WMS now has a newspaper elective, and this year 19 students work on Watertown Splash, Vitti said. The lead teacher is Jim Kirkcaldy. In the fall of 2013, Vitti branched out to the high school.
“The person doing journalism at the high school left and it made sense to expand there,” Vitti said.
Recently, school newspapers have started at Lowell and Hosmer elementary schools. Vitti runs the papers at Watertown’s elementary schools as an after school program.
Three years ago, Vitti officially became a teacher at Watertown High School. He got his license to teach and runs one class each semester. The number of students varies by semester, but currently he has 13 in the class. The number participating in the WHS paper, the Raider Times, in some manner or fashion each year is about 150 students. He estimates about 100 students are involved in the paper at the middle school and three elementary schools.
He did not stop there, however.

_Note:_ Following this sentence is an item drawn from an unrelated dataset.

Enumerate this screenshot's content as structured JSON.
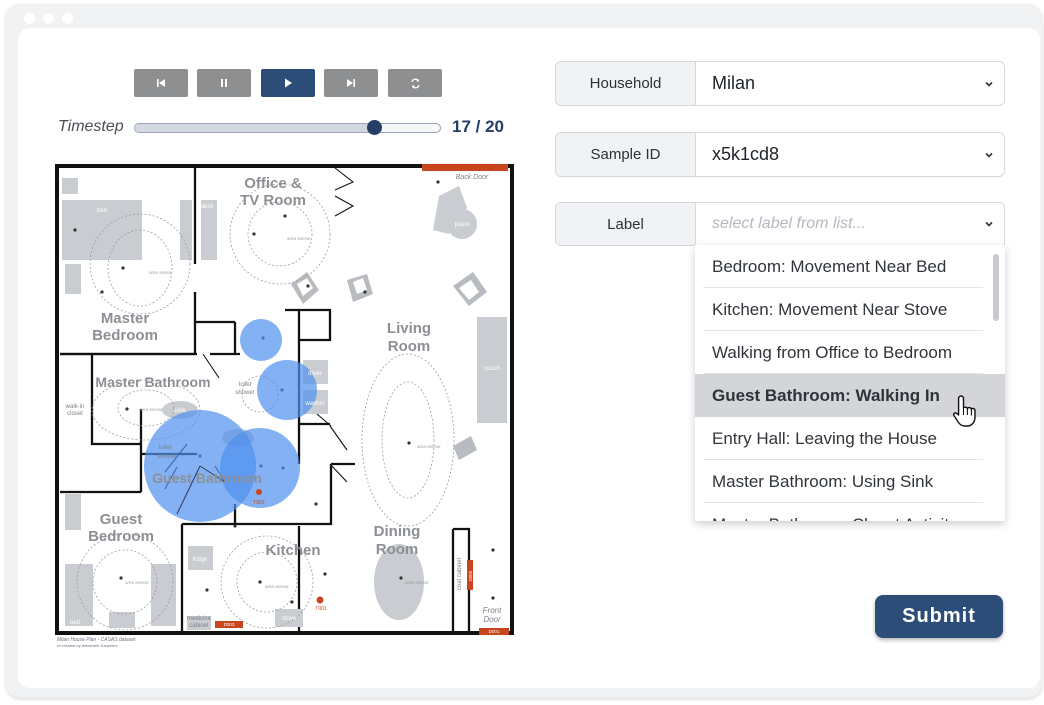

Through connections he made through school newspaper conferences, Vitti has gotten other schools to join his efforts. The other schools can join in the events and other opportunities in which Vitti has arranged.
Vitti said he believes a school newspaper can take many forms, and all schools benefit.
“Any school can start a newspaper, any kind of program: a class, an after-school club, a segment of a class,” Vitti said. “All will benefit from it. Schools get the student voice. The students say what’s important to them.”
The students learn skills that will be useful to them, whether they go on to be a reporter or not, Vitti said, and it is not as complicated as some may think.
“There’s not a lot of mystery,” Vitti said. “What’s interesting to you? You have to spell the person’s name right. I teach them about who, what, where, when, why, how. Any kid can participate. Any background. Any community. Any school. They learn to interview people. They work with others. They learn about being better students.”
With his network growing, Vitti realized he needed a way to raise seed money and enable him to do things that he could not as a newspaper editor or high school teacher, such as running camps and other events. Over the summer of 2019, Vitti began the paperwork to create the non-profit organization Headliners in Education.
The South by Southwest Community Service Awards will be presented on March 14. Vitti said he is not sure who nominated him for the honor. He returns to Austin after giving a talk about newspapers in schools at the 2019 SXSW.